____ Supplied material
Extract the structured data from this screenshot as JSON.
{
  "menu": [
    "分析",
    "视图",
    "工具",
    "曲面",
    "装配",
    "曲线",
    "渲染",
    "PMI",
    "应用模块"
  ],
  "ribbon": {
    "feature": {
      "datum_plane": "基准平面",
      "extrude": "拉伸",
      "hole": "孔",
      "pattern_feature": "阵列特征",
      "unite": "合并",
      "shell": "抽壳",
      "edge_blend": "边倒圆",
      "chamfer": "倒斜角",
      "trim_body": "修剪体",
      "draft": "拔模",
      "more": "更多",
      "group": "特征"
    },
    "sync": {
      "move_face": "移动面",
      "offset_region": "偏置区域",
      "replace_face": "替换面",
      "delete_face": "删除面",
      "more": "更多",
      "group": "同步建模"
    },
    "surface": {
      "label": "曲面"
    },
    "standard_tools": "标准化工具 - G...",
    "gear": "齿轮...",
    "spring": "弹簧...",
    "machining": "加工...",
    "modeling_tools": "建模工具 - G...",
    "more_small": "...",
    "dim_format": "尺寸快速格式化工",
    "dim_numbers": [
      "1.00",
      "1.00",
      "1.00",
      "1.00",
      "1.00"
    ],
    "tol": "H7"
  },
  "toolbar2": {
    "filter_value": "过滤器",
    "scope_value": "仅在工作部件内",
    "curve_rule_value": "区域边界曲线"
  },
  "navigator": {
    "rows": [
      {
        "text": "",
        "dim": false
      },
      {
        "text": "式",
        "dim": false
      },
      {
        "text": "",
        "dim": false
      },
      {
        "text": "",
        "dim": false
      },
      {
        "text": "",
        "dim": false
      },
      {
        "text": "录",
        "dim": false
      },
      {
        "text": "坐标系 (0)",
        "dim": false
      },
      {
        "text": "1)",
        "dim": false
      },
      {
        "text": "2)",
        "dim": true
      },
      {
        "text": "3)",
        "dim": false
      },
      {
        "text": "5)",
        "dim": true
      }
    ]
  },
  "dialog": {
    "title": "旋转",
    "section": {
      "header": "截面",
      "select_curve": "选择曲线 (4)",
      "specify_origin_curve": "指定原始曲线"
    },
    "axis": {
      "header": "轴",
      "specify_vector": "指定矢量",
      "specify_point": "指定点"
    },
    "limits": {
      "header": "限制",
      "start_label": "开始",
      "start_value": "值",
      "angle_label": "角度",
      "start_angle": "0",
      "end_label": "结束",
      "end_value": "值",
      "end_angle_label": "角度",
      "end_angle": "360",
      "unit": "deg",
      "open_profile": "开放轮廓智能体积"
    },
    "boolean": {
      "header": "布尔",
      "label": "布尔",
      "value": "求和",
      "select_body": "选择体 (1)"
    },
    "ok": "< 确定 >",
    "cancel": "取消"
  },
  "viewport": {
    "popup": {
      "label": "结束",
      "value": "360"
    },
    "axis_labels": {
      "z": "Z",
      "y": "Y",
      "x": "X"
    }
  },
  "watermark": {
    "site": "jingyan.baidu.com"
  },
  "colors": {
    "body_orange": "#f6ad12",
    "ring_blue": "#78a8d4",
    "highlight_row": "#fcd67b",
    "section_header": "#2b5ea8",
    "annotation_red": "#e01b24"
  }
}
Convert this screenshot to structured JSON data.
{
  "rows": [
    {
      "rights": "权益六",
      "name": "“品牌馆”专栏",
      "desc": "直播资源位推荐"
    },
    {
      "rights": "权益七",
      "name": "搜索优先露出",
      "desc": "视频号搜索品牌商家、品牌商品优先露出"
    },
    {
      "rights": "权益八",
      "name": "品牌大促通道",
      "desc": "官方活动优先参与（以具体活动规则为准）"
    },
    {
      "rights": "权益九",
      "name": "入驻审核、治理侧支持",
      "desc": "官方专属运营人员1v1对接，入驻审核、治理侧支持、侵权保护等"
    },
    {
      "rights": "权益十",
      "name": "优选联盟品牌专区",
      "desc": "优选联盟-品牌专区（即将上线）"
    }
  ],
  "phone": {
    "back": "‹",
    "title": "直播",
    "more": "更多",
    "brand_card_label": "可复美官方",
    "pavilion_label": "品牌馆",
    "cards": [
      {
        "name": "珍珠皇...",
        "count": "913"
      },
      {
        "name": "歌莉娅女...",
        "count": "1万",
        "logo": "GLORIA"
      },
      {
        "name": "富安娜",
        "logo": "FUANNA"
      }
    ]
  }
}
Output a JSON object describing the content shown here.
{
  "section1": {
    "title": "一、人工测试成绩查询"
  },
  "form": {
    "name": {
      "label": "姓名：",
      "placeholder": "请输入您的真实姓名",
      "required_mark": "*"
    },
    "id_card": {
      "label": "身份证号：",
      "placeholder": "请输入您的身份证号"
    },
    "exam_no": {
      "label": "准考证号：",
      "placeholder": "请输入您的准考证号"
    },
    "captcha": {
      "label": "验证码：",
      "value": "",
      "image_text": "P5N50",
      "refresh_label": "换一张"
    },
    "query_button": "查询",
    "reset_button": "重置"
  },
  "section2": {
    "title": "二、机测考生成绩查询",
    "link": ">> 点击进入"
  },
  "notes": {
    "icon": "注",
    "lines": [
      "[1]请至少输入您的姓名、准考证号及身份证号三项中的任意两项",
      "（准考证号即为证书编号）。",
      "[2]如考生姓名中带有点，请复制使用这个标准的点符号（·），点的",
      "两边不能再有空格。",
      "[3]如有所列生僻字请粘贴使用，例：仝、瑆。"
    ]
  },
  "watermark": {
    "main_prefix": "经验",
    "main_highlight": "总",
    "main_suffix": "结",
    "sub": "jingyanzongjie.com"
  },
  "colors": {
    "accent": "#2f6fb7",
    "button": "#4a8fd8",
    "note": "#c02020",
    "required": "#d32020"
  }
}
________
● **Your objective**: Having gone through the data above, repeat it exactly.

● **Your solution**:
Extract the structured data from this screenshot as JSON.
{
  "menu": [
    "分析",
    "视图",
    "工具",
    "曲面",
    "装配",
    "曲线",
    "渲染",
    "PMI",
    "应用模块"
  ],
  "ribbon": {
    "feature": {
      "datum_plane": "基准平面",
      "extrude": "拉伸",
      "hole": "孔",
      "pattern_feature": "阵列特征",
      "unite": "合并",
      "shell": "抽壳",
      "edge_blend": "边倒圆",
      "chamfer": "倒斜角",
      "trim_body": "修剪体",
      "draft": "拔模",
      "more": "更多",
      "group": "特征"
    },
    "sync": {
      "move_face": "移动面",
      "offset_region": "偏置区域",
      "replace_face": "替换面",
      "delete_face": "删除面",
      "more": "更多",
      "group": "同步建模"
    },
    "surface": {
      "label": "曲面"
    },
    "standard_tools": "标准化工具 - G...",
    "gear": "齿轮...",
    "spring": "弹簧...",
    "machining": "加工...",
    "modeling_tools": "建模工具 - G...",
    "more_small": "...",
    "dim_format": "尺寸快速格式化工",
    "dim_numbers": [
      "1.00",
      "1.00",
      "1.00",
      "1.00",
      "1.00"
    ],
    "tol": "H7"
  },
  "toolbar2": {
    "filter_value": "过滤器",
    "scope_value": "仅在工作部件内",
    "curve_rule_value": "区域边界曲线"
  },
  "navigator": {
    "rows": [
      {
        "text": "",
        "dim": false
      },
      {
        "text": "式",
        "dim": false
      },
      {
        "text": "",
        "dim": false
      },
      {
        "text": "",
        "dim": false
      },
      {
        "text": "",
        "dim": false
      },
      {
        "text": "录",
        "dim": false
      },
      {
        "text": "坐标系 (0)",
        "dim": false
      },
      {
        "text": "1)",
        "dim": false
      },
      {
        "text": "2)",
        "dim": true
      },
      {
        "text": "3)",
        "dim": false
      },
      {
        "text": "5)",
        "dim": true
      }
    ]
  },
  "dialog": {
    "title": "旋转",
    "section": {
      "header": "截面",
      "select_curve": "选择曲线 (4)",
      "specify_origin_curve": "指定原始曲线"
    },
    "axis": {
      "header": "轴",
      "specify_vector": "指定矢量",
      "specify_point": "指定点"
    },
    "limits": {
      "header": "限制",
      "start_label": "开始",
      "start_value": "值",
      "angle_label": "角度",
      "start_angle": "0",
      "end_label": "结束",
      "end_value": "值",
      "end_angle_label": "角度",
      "end_angle": "360",
      "unit": "deg",
      "open_profile": "开放轮廓智能体积"
    },
    "boolean": {
      "header": "布尔",
      "label": "布尔",
      "value": "求和",
      "select_body": "选择体 (1)"
    },
    "ok": "< 确定 >",
    "cancel": "取消"
  },
  "viewport": {
    "popup": {
      "label": "结束",
      "value": "360"
    },
    "axis_labels": {
      "z": "Z",
      "y": "Y",
      "x": "X"
    }
  },
  "watermark": {
    "site": "jingyan.baidu.com"
  },
  "colors": {
    "body_orange": "#f6ad12",
    "ring_blue": "#78a8d4",
    "highlight_row": "#fcd67b",
    "section_header": "#2b5ea8",
    "annotation_red": "#e01b24"
  }
}
Convert this screenshot to structured JSON data.
{
  "rows": [
    {
      "rights": "权益六",
      "name": "“品牌馆”专栏",
      "desc": "直播资源位推荐"
    },
    {
      "rights": "权益七",
      "name": "搜索优先露出",
      "desc": "视频号搜索品牌商家、品牌商品优先露出"
    },
    {
      "rights": "权益八",
      "name": "品牌大促通道",
      "desc": "官方活动优先参与（以具体活动规则为准）"
    },
    {
      "rights": "权益九",
      "name": "入驻审核、治理侧支持",
      "desc": "官方专属运营人员1v1对接，入驻审核、治理侧支持、侵权保护等"
    },
    {
      "rights": "权益十",
      "name": "优选联盟品牌专区",
      "desc": "优选联盟-品牌专区（即将上线）"
    }
  ],
  "phone": {
    "back": "‹",
    "title": "直播",
    "more": "更多",
    "brand_card_label": "可复美官方",
    "pavilion_label": "品牌馆",
    "cards": [
      {
        "name": "珍珠皇...",
        "count": "913"
      },
      {
        "name": "歌莉娅女...",
        "count": "1万",
        "logo": "GLORIA"
      },
      {
        "name": "富安娜",
        "logo": "FUANNA"
      }
    ]
  }
}
Output a JSON object describing the content shown here.
{
  "section1": {
    "title": "一、人工测试成绩查询"
  },
  "form": {
    "name": {
      "label": "姓名：",
      "placeholder": "请输入您的真实姓名",
      "required_mark": "*"
    },
    "id_card": {
      "label": "身份证号：",
      "placeholder": "请输入您的身份证号"
    },
    "exam_no": {
      "label": "准考证号：",
      "placeholder": "请输入您的准考证号"
    },
    "captcha": {
      "label": "验证码：",
      "value": "",
      "image_text": "P5N50",
      "refresh_label": "换一张"
    },
    "query_button": "查询",
    "reset_button": "重置"
  },
  "section2": {
    "title": "二、机测考生成绩查询",
    "link": ">> 点击进入"
  },
  "notes": {
    "icon": "注",
    "lines": [
      "[1]请至少输入您的姓名、准考证号及身份证号三项中的任意两项",
      "（准考证号即为证书编号）。",
      "[2]如考生姓名中带有点，请复制使用这个标准的点符号（·），点的",
      "两边不能再有空格。",
      "[3]如有所列生僻字请粘贴使用，例：仝、瑆。"
    ]
  },
  "watermark": {
    "main_prefix": "经验",
    "main_highlight": "总",
    "main_suffix": "结",
    "sub": "jingyanzongjie.com"
  },
  "colors": {
    "accent": "#2f6fb7",
    "button": "#4a8fd8",
    "note": "#c02020",
    "required": "#d32020"
  }
}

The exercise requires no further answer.